What you are asked to do:
Repeat what the lines below say, word for word, and skip every image.

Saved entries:
####
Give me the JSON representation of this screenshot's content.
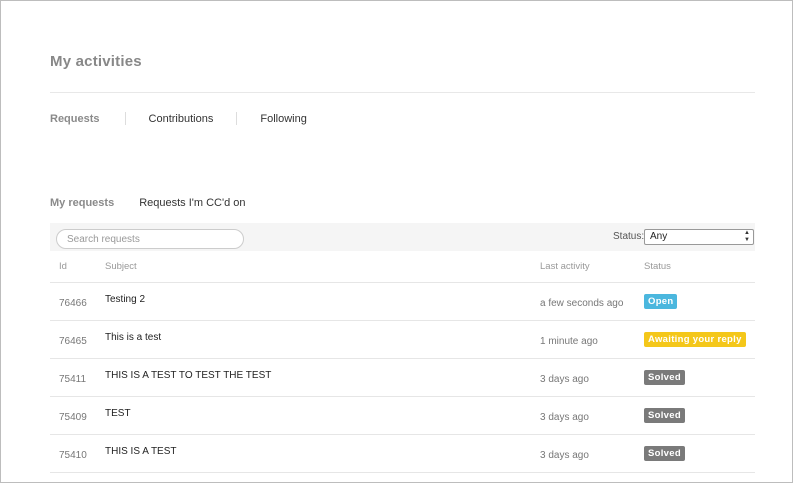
{
  "page": {
    "title": "My activities"
  },
  "main_tabs": [
    {
      "label": "Requests",
      "active": true
    },
    {
      "label": "Contributions",
      "active": false
    },
    {
      "label": "Following",
      "active": false
    }
  ],
  "sub_tabs": [
    {
      "label": "My requests",
      "active": true
    },
    {
      "label": "Requests I'm CC'd on",
      "active": false
    }
  ],
  "filters": {
    "search_placeholder": "Search requests",
    "search_value": "",
    "status_label": "Status:",
    "status_value": "Any"
  },
  "table": {
    "headers": {
      "id": "Id",
      "subject": "Subject",
      "last_activity": "Last activity",
      "status": "Status"
    },
    "rows": [
      {
        "id": "76466",
        "subject": "Testing 2",
        "last_activity": "a few seconds ago",
        "status": "Open",
        "status_color": "#4bb7de"
      },
      {
        "id": "76465",
        "subject": "This is a test",
        "last_activity": "1 minute ago",
        "status": "Awaiting your reply",
        "status_color": "#f4c71a"
      },
      {
        "id": "75411",
        "subject": "THIS IS A TEST TO TEST THE TEST",
        "last_activity": "3 days ago",
        "status": "Solved",
        "status_color": "#7a7a7a"
      },
      {
        "id": "75409",
        "subject": "TEST",
        "last_activity": "3 days ago",
        "status": "Solved",
        "status_color": "#7a7a7a"
      },
      {
        "id": "75410",
        "subject": "THIS IS A TEST",
        "last_activity": "3 days ago",
        "status": "Solved",
        "status_color": "#7a7a7a"
      }
    ]
  }
}
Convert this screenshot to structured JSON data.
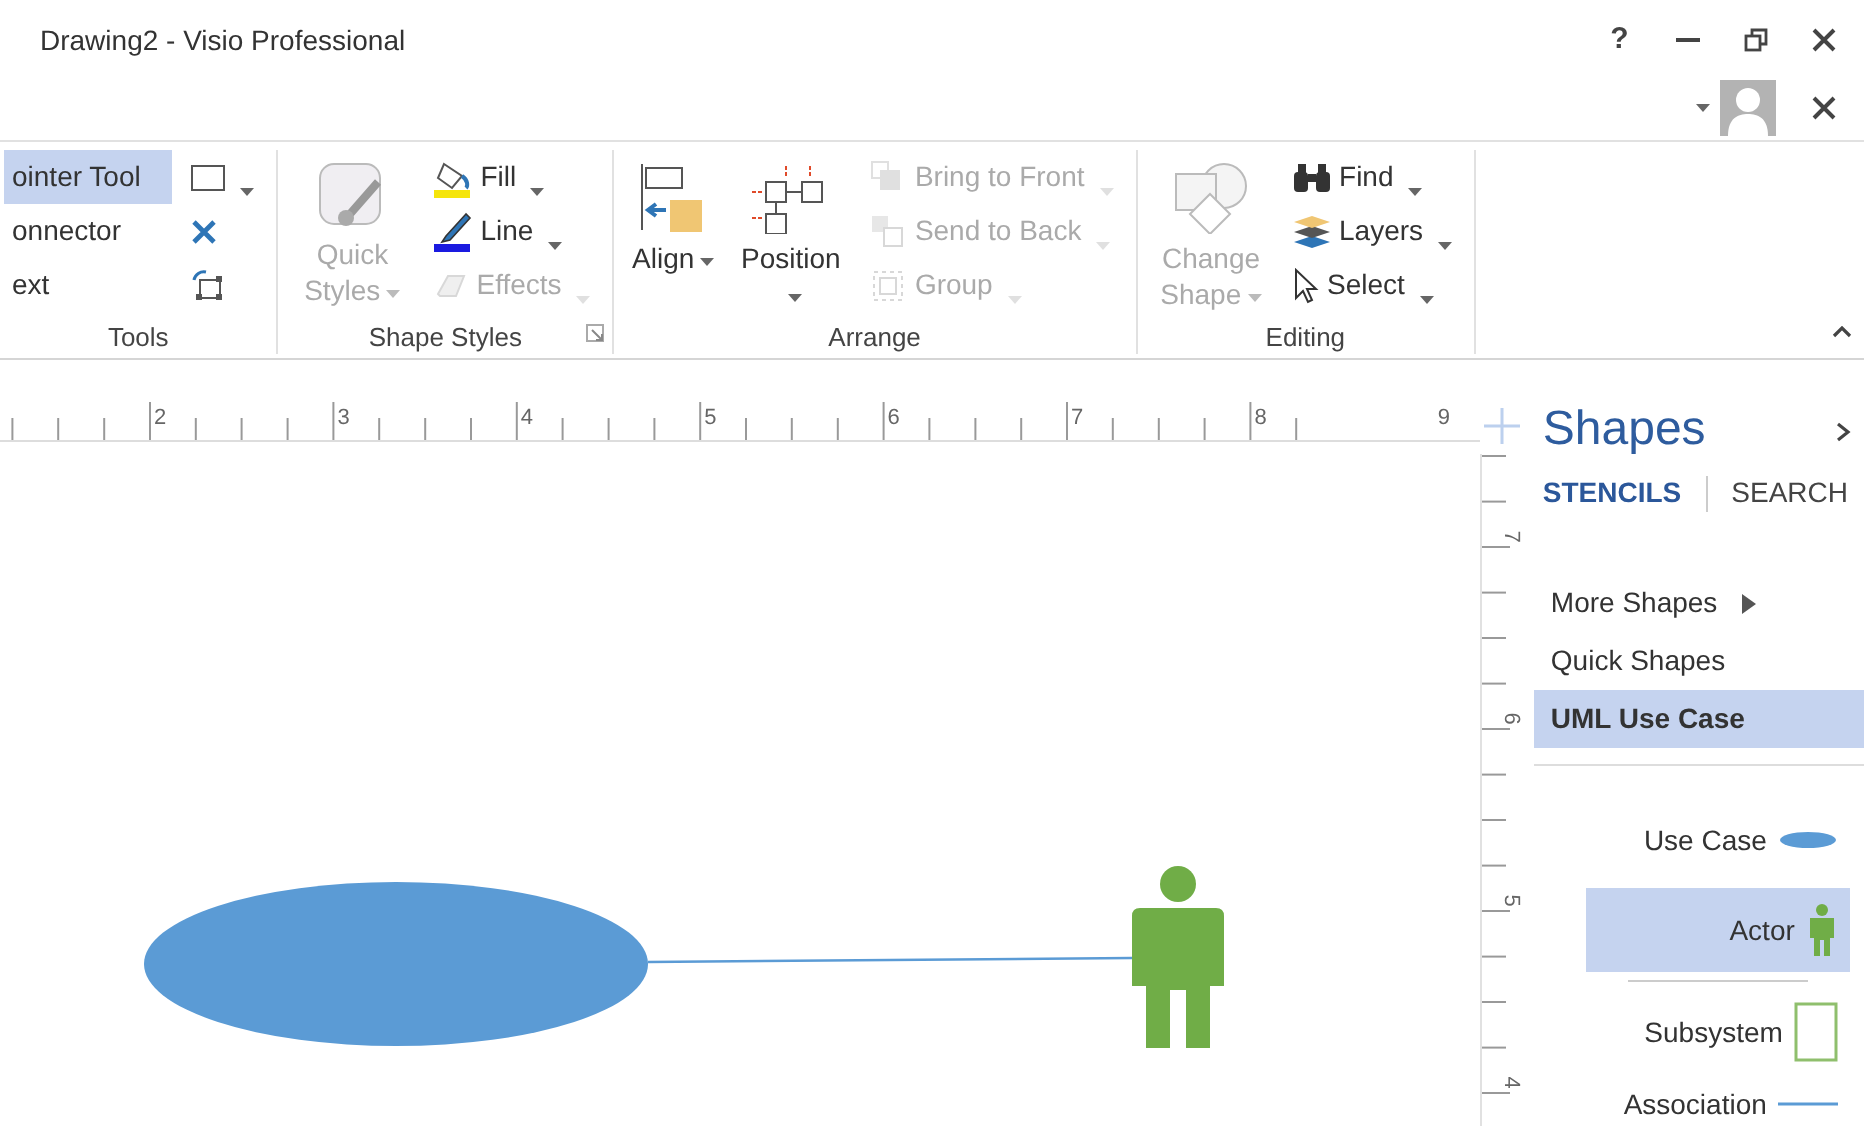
{
  "window": {
    "title": "Drawing2 - Visio Professional",
    "help": "?"
  },
  "ribbon": {
    "groups": [
      {
        "label": "Tools",
        "launcher": false,
        "columns": [
          [
            {
              "kind": "small",
              "label": "ointer Tool",
              "selected": true,
              "disabled": false,
              "dropdown": false
            },
            {
              "kind": "small",
              "label": "onnector",
              "selected": false,
              "disabled": false,
              "dropdown": false
            },
            {
              "kind": "small",
              "label": "ext",
              "selected": false,
              "disabled": false,
              "dropdown": false
            }
          ],
          [
            {
              "kind": "icon",
              "disabled": false,
              "dropdown": true
            },
            {
              "kind": "icon",
              "disabled": false,
              "dropdown": false
            },
            {
              "kind": "icon",
              "disabled": false,
              "dropdown": false
            }
          ]
        ]
      },
      {
        "label": "Shape Styles",
        "launcher": true,
        "columns": [
          [
            {
              "kind": "large",
              "label": "Quick Styles",
              "disabled": true,
              "dropdown": true
            }
          ],
          [
            {
              "kind": "small",
              "label": "Fill",
              "disabled": false,
              "dropdown": true
            },
            {
              "kind": "small",
              "label": "Line",
              "disabled": false,
              "dropdown": true
            },
            {
              "kind": "small",
              "label": "Effects",
              "disabled": true,
              "dropdown": true
            }
          ]
        ]
      },
      {
        "label": "Arrange",
        "launcher": false,
        "columns": [
          [
            {
              "kind": "large",
              "label": "Align",
              "disabled": false,
              "dropdown": true
            }
          ],
          [
            {
              "kind": "large",
              "label": "Position",
              "disabled": false,
              "dropdown": true
            }
          ],
          [
            {
              "kind": "small",
              "label": "Bring to Front",
              "disabled": true,
              "dropdown": true
            },
            {
              "kind": "small",
              "label": "Send to Back",
              "disabled": true,
              "dropdown": true
            },
            {
              "kind": "small",
              "label": "Group",
              "disabled": true,
              "dropdown": true
            }
          ]
        ]
      },
      {
        "label": "Editing",
        "launcher": false,
        "columns": [
          [
            {
              "kind": "large",
              "label": "Change Shape",
              "disabled": true,
              "dropdown": true
            }
          ],
          [
            {
              "kind": "small",
              "label": "Find",
              "disabled": false,
              "dropdown": true
            },
            {
              "kind": "small",
              "label": "Layers",
              "disabled": false,
              "dropdown": true
            },
            {
              "kind": "small",
              "label": "Select",
              "disabled": false,
              "dropdown": true
            }
          ]
        ]
      }
    ]
  },
  "ruler": {
    "horizontal": [
      "2",
      "3",
      "4",
      "5",
      "6",
      "7",
      "8",
      "9"
    ],
    "vertical": [
      "7",
      "6",
      "5",
      "4"
    ]
  },
  "shapes_pane": {
    "title": "Shapes",
    "tabs": [
      {
        "label": "STENCILS",
        "selected": true
      },
      {
        "label": "SEARCH",
        "selected": false
      }
    ],
    "stencils": [
      {
        "label": "More Shapes",
        "selected": false,
        "submenu": true
      },
      {
        "label": "Quick Shapes",
        "selected": false,
        "submenu": false
      },
      {
        "label": "UML Use Case",
        "selected": true,
        "submenu": false
      }
    ],
    "masters": [
      {
        "label": "Use Case",
        "selected": false
      },
      {
        "label": "Actor",
        "selected": true
      },
      {
        "label": "Subsystem",
        "selected": false
      },
      {
        "label": "Association",
        "selected": false
      }
    ]
  }
}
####
Exercise response:
Give me the JSON representation of this screenshot's content.
{
  "page": {
    "title": "My activities"
  },
  "main_tabs": [
    {
      "label": "Requests",
      "active": true
    },
    {
      "label": "Contributions",
      "active": false
    },
    {
      "label": "Following",
      "active": false
    }
  ],
  "sub_tabs": [
    {
      "label": "My requests",
      "active": true
    },
    {
      "label": "Requests I'm CC'd on",
      "active": false
    }
  ],
  "filters": {
    "search_placeholder": "Search requests",
    "search_value": "",
    "status_label": "Status:",
    "status_value": "Any"
  },
  "table": {
    "headers": {
      "id": "Id",
      "subject": "Subject",
      "last_activity": "Last activity",
      "status": "Status"
    },
    "rows": [
      {
        "id": "76466",
        "subject": "Testing 2",
        "last_activity": "a few seconds ago",
        "status": "Open",
        "status_color": "#4bb7de"
      },
      {
        "id": "76465",
        "subject": "This is a test",
        "last_activity": "1 minute ago",
        "status": "Awaiting your reply",
        "status_color": "#f4c71a"
      },
      {
        "id": "75411",
        "subject": "THIS IS A TEST TO TEST THE TEST",
        "last_activity": "3 days ago",
        "status": "Solved",
        "status_color": "#7a7a7a"
      },
      {
        "id": "75409",
        "subject": "TEST",
        "last_activity": "3 days ago",
        "status": "Solved",
        "status_color": "#7a7a7a"
      },
      {
        "id": "75410",
        "subject": "THIS IS A TEST",
        "last_activity": "3 days ago",
        "status": "Solved",
        "status_color": "#7a7a7a"
      }
    ]
  }
}
Convert this screenshot to structured JSON data.
{
  "window": {
    "title": "Drawing2 - Visio Professional",
    "help": "?"
  },
  "ribbon": {
    "groups": [
      {
        "label": "Tools",
        "launcher": false,
        "columns": [
          [
            {
              "kind": "small",
              "label": "ointer Tool",
              "selected": true,
              "disabled": false,
              "dropdown": false
            },
            {
              "kind": "small",
              "label": "onnector",
              "selected": false,
              "disabled": false,
              "dropdown": false
            },
            {
              "kind": "small",
              "label": "ext",
              "selected": false,
              "disabled": false,
              "dropdown": false
            }
          ],
          [
            {
              "kind": "icon",
              "disabled": false,
              "dropdown": true
            },
            {
              "kind": "icon",
              "disabled": false,
              "dropdown": false
            },
            {
              "kind": "icon",
              "disabled": false,
              "dropdown": false
            }
          ]
        ]
      },
      {
        "label": "Shape Styles",
        "launcher": true,
        "columns": [
          [
            {
              "kind": "large",
              "label": "Quick Styles",
              "disabled": true,
              "dropdown": true
            }
          ],
          [
            {
              "kind": "small",
              "label": "Fill",
              "disabled": false,
              "dropdown": true
            },
            {
              "kind": "small",
              "label": "Line",
              "disabled": false,
              "dropdown": true
            },
            {
              "kind": "small",
              "label": "Effects",
              "disabled": true,
              "dropdown": true
            }
          ]
        ]
      },
      {
        "label": "Arrange",
        "launcher": false,
        "columns": [
          [
            {
              "kind": "large",
              "label": "Align",
              "disabled": false,
              "dropdown": true
            }
          ],
          [
            {
              "kind": "large",
              "label": "Position",
              "disabled": false,
              "dropdown": true
            }
          ],
          [
            {
              "kind": "small",
              "label": "Bring to Front",
              "disabled": true,
              "dropdown": true
            },
            {
              "kind": "small",
              "label": "Send to Back",
              "disabled": true,
              "dropdown": true
            },
            {
              "kind": "small",
              "label": "Group",
              "disabled": true,
              "dropdown": true
            }
          ]
        ]
      },
      {
        "label": "Editing",
        "launcher": false,
        "columns": [
          [
            {
              "kind": "large",
              "label": "Change Shape",
              "disabled": true,
              "dropdown": true
            }
          ],
          [
            {
              "kind": "small",
              "label": "Find",
              "disabled": false,
              "dropdown": true
            },
            {
              "kind": "small",
              "label": "Layers",
              "disabled": false,
              "dropdown": true
            },
            {
              "kind": "small",
              "label": "Select",
              "disabled": false,
              "dropdown": true
            }
          ]
        ]
      }
    ]
  },
  "ruler": {
    "horizontal": [
      "2",
      "3",
      "4",
      "5",
      "6",
      "7",
      "8",
      "9"
    ],
    "vertical": [
      "7",
      "6",
      "5",
      "4"
    ]
  },
  "shapes_pane": {
    "title": "Shapes",
    "tabs": [
      {
        "label": "STENCILS",
        "selected": true
      },
      {
        "label": "SEARCH",
        "selected": false
      }
    ],
    "stencils": [
      {
        "label": "More Shapes",
        "selected": false,
        "submenu": true
      },
      {
        "label": "Quick Shapes",
        "selected": false,
        "submenu": false
      },
      {
        "label": "UML Use Case",
        "selected": true,
        "submenu": false
      }
    ],
    "masters": [
      {
        "label": "Use Case",
        "selected": false
      },
      {
        "label": "Actor",
        "selected": true
      },
      {
        "label": "Subsystem",
        "selected": false
      },
      {
        "label": "Association",
        "selected": false
      }
    ]
  }
}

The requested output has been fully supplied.